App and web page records
--

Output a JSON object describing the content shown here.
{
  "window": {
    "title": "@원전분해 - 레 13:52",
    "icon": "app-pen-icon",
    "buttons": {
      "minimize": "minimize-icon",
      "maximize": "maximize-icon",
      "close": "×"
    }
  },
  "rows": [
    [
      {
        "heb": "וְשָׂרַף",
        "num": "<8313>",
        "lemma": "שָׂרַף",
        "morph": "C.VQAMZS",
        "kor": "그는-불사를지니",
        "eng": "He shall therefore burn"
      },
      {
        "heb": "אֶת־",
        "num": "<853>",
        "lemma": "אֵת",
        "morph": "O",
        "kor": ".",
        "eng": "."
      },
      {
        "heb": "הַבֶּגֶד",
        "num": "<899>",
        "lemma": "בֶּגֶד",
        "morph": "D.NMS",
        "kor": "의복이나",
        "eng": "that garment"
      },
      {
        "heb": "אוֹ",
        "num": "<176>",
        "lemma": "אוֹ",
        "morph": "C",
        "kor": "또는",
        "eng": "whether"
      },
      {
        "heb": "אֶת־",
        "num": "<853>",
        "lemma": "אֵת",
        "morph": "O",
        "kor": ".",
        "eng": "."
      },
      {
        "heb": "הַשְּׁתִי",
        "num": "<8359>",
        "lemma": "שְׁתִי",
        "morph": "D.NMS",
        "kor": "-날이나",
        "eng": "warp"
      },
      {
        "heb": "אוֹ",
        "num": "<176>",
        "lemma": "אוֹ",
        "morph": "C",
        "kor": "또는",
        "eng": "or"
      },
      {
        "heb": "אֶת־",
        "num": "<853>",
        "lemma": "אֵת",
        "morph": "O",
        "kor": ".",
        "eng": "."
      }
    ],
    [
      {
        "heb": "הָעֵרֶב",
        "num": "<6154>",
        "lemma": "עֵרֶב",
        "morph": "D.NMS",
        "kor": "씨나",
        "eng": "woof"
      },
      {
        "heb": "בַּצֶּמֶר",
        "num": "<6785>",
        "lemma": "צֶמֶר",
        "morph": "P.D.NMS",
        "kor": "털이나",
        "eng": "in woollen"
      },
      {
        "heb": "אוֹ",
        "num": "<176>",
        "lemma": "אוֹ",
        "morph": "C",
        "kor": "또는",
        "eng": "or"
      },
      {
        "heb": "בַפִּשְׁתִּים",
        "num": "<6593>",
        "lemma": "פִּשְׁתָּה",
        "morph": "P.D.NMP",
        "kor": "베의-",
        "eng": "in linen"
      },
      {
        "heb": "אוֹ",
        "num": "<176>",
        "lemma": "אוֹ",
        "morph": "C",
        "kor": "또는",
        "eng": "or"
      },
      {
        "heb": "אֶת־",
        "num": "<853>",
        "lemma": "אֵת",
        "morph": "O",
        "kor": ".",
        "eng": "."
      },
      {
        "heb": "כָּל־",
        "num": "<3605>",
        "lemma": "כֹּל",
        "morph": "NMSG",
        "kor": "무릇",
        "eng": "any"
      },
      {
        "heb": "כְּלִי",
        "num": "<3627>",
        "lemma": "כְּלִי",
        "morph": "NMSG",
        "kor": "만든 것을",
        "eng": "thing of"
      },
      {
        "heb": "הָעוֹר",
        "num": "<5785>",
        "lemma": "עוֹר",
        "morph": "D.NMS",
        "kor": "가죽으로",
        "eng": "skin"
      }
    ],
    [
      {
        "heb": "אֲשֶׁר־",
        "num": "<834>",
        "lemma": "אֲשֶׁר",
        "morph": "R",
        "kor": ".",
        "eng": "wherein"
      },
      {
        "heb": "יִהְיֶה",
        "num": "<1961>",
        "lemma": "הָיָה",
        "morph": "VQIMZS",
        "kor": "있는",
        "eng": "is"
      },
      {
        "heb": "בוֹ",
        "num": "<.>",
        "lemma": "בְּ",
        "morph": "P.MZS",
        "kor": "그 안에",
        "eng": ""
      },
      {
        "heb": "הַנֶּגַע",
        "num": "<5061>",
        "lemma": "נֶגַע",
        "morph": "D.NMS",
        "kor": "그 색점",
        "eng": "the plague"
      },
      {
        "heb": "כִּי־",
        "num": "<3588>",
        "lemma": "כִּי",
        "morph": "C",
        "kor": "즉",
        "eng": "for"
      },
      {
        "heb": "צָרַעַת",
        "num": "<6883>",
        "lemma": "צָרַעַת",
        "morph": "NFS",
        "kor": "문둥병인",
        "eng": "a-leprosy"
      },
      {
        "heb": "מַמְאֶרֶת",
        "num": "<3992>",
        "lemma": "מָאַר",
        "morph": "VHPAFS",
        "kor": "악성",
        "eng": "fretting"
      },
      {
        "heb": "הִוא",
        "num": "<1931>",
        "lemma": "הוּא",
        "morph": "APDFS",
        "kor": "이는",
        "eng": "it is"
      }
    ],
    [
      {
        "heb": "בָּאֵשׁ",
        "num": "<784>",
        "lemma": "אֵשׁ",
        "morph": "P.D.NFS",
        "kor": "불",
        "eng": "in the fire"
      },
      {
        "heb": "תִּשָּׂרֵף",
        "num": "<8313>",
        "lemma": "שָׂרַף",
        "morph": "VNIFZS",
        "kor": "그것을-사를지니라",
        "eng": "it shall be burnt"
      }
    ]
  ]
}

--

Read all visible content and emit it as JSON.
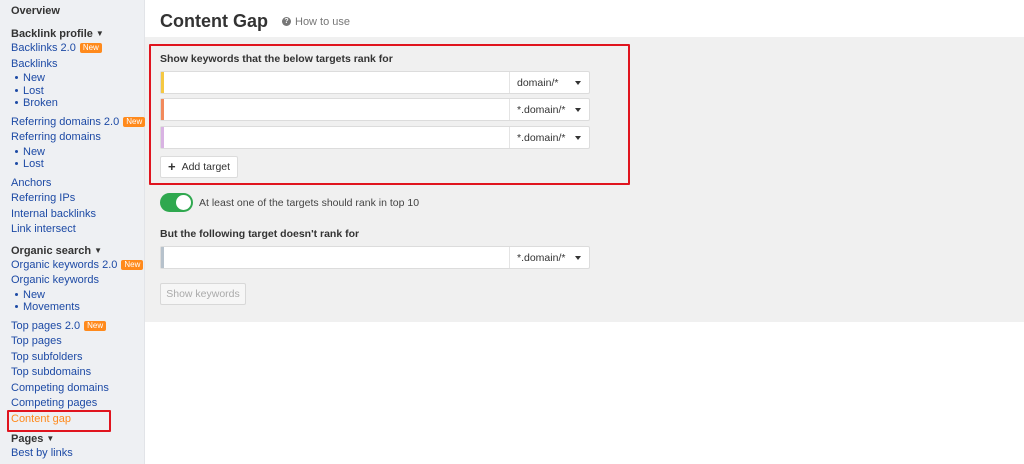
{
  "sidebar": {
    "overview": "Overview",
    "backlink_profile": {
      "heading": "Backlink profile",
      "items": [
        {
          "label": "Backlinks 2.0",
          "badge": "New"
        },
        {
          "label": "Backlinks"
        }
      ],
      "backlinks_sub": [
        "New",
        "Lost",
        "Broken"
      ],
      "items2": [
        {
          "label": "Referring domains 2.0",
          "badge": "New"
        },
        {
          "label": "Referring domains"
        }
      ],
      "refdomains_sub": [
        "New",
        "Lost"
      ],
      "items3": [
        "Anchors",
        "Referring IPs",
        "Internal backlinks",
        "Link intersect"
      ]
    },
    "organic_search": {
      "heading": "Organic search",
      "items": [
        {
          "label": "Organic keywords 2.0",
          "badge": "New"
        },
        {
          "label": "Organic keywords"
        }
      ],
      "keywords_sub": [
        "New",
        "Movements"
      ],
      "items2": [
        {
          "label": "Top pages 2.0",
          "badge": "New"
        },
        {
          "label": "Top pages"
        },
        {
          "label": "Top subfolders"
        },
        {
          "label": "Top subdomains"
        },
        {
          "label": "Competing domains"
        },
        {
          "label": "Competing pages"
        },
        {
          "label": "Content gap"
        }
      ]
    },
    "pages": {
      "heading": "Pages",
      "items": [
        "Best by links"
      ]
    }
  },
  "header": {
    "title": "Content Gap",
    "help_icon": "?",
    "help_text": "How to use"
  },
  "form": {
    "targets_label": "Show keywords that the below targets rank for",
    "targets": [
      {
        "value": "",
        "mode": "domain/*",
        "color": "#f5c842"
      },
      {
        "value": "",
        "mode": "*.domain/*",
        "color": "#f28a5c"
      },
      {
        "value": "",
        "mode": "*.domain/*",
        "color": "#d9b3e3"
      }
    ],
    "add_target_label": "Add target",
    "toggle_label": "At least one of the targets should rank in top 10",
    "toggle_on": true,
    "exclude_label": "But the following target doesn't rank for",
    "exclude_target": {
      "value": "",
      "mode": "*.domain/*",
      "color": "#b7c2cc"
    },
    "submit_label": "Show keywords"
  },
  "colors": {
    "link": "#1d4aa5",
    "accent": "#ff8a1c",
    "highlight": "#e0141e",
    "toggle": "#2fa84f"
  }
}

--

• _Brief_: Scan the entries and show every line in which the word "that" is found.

• _Problem solution_:
        "eng": "that garment"
    "targets_label": "Show keywords that the below targets rank for",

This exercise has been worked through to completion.